In my first race of the season, Panama 70.3, I had two EFS drink bottles and more fuel that I needed attached in supplemental gel and food attached to my bike. Unfortunately, I struggled with an unknown illness that caused me to throw up during the entire bike ride. In addition to myself, several other professional competitors in the race had a similar problem. I believe there was either a bug going around, something I ate before the race was bad, or I swallowed too much sea water during the Panama canal swim. It is hard to judge my nutrition strategy under the circumstances. The only nutrition I was able to keep down during the event was one bottle of EFS. The fact that in those hot and humid conditions that I was able to finish the race using only one bottle of EFS drink goes to show how incredible that solution is in hot humid conditions.

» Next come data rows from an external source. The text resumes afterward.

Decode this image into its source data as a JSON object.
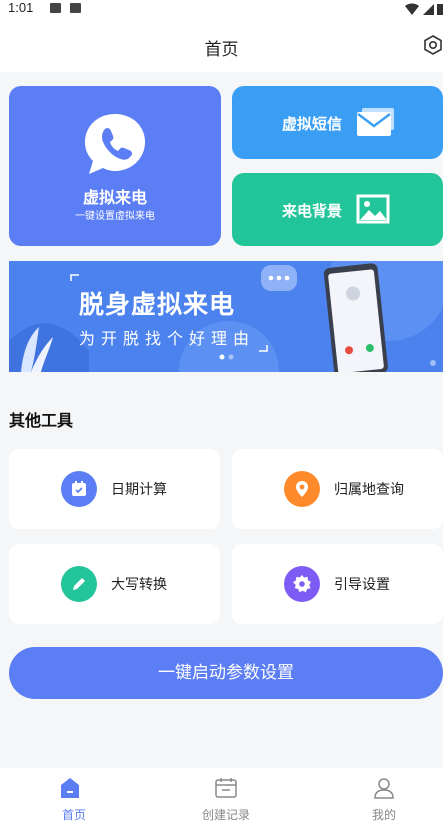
{
  "status_bar": {
    "time": "1:01"
  },
  "header": {
    "title": "首页"
  },
  "features": {
    "call": {
      "title": "虚拟来电",
      "subtitle": "一键设置虚拟来电"
    },
    "sms": {
      "title": "虚拟短信"
    },
    "background": {
      "title": "来电背景"
    }
  },
  "banner": {
    "title": "脱身虚拟来电",
    "subtitle": "为开脱找个好理由",
    "slide_count": 2,
    "active_slide": 1
  },
  "tools": {
    "section_title": "其他工具",
    "items": [
      {
        "label": "日期计算",
        "icon": "calendar-icon",
        "color": "#5b7ef5"
      },
      {
        "label": "归属地查询",
        "icon": "location-pin-icon",
        "color": "#ff8a2b"
      },
      {
        "label": "大写转换",
        "icon": "pencil-icon",
        "color": "#22c59a"
      },
      {
        "label": "引导设置",
        "icon": "gear-icon",
        "color": "#7c5cf5"
      }
    ]
  },
  "cta": {
    "label": "一键启动参数设置"
  },
  "tabbar": {
    "items": [
      {
        "label": "首页",
        "icon": "home-icon",
        "active": true
      },
      {
        "label": "创建记录",
        "icon": "records-icon",
        "active": false
      },
      {
        "label": "我的",
        "icon": "profile-icon",
        "active": false
      }
    ]
  },
  "colors": {
    "accent": "#5b7ef5",
    "sms": "#3a9ef5",
    "background_card": "#22c59a"
  }
}
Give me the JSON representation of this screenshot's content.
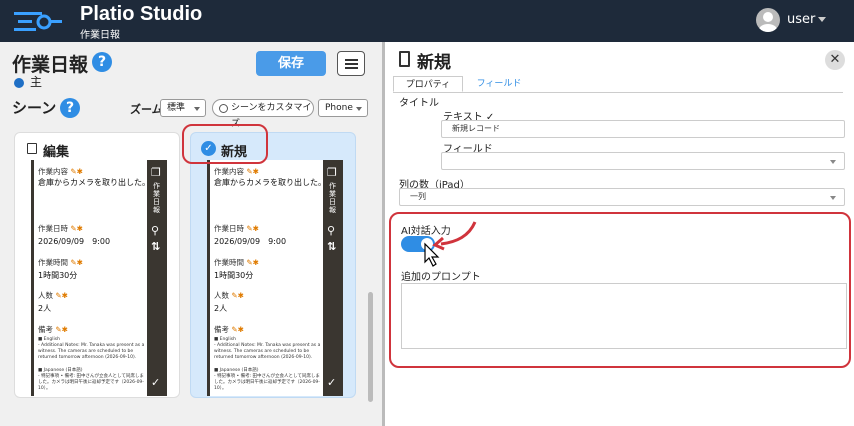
{
  "app": {
    "title": "Platio Studio",
    "subtitle": "作業日報",
    "user": "user"
  },
  "left": {
    "title": "作業日報",
    "help": "?",
    "main_label": "主",
    "save": "保存",
    "scene": "シーン",
    "zoom_label": "ズーム",
    "zoom_value": "標準",
    "customize": "シーンをカスタマイズ",
    "device": "Phone",
    "cards": [
      {
        "title": "編集"
      },
      {
        "title": "新規"
      }
    ],
    "preview": {
      "fields": [
        {
          "label": "作業内容",
          "value": "倉庫からカメラを取り出した。"
        },
        {
          "label": "作業日時",
          "value": "2026/09/09　9:00"
        },
        {
          "label": "作業時間",
          "value": "1時間30分"
        },
        {
          "label": "人数",
          "value": "2人"
        },
        {
          "label": "備考",
          "value": ""
        }
      ],
      "note_en_head": "■ English",
      "note_en": "- Additional Notes: Mr. Tanaka was present as a witness. The cameras are scheduled to be returned tomorrow afternoon (2026-09-10).",
      "note_ja_head": "■ Japanese (日本語)",
      "note_ja": "- 特記事項 • 備考: 田中さんが立会人として同席しました。カメラは明日午後に返却予定です（2026-09-10）。",
      "side_text": "作業日報"
    }
  },
  "panel": {
    "title": "新規",
    "tabs": [
      "プロパティ",
      "フィールド"
    ],
    "title_label": "タイトル",
    "text_label": "テキスト",
    "text_value": "新規レコード",
    "field_label": "フィールド",
    "field_value": "",
    "columns_label": "列の数（iPad）",
    "columns_value": "一列",
    "ai_label": "AI対話入力",
    "ai_enabled": true,
    "prompt_label": "追加のプロンプト",
    "prompt_value": ""
  },
  "colors": {
    "header": "#1e2a3a",
    "accent": "#2f8de4",
    "highlight": "#d0343c",
    "selected_card": "#d6e9fb"
  }
}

Conversely in my most recent race, 70.3 St. George I adjusted my race morning nutrition and race day mix and had as near perfect race nutrition as possible. I had no stomach distress at all during the event. The swim was in a lake so there was no sea water to cause any issues. During the bike, I had about one and a half bottles of EFS drink as well as about 200 calories in supplemental food. On the run, I felt fueled perfectly and didn’t eat or drink other than grabbing what I could from the aid stations. The only struggle was taking my hands off the bars on the hilly up and down course to get in enough drink and food. While in retrospect, I could have fueled a bit more on the bike and early in the run. I felt like I had a consistent energy level with my fueling and didn’t have any stomach distress.
I look forward to continuing to test and refine my fueling strategy. It is a work in progress and definitely somewhere that I can improve. But I feel lucky to have a great partner in First Endurance helping me to get it right.
Current Ironman Plan:
- Breakfast: Oatmeal with peanut butter and maple syrup, 3 shot Americano or 20 oz coffee, 1 bottle of EFS,
- Bike: 2 – 24 oz. bottles with two scoops EFS drink in each, 1 EFS Gel, 2 packs dutch stroopwafel, 1 snickers bar
- Bike Special needs: 2 – 24 oz. bottles with two scoops EFS drink in each
- Run: 1 Banana, 1 EFS Liquid Shot, 1 flask 1/2 EFS scoop
- Run Special needs: 1 Banana, 1 flask Cola
Current 70.3 Plan:
- Breakfast: Oatmeal with peanut butter and maple syrup, 3 shot Americano or 20 oz coffee, 1 bottle of EFS
- Bike: 2 – 24 oz. bottles with two scoops EFS drink in each, 1 EFS Gel, 2 packs dutch stroopwafel
- Run: 1 Banana, 1 EFS Liquid Shot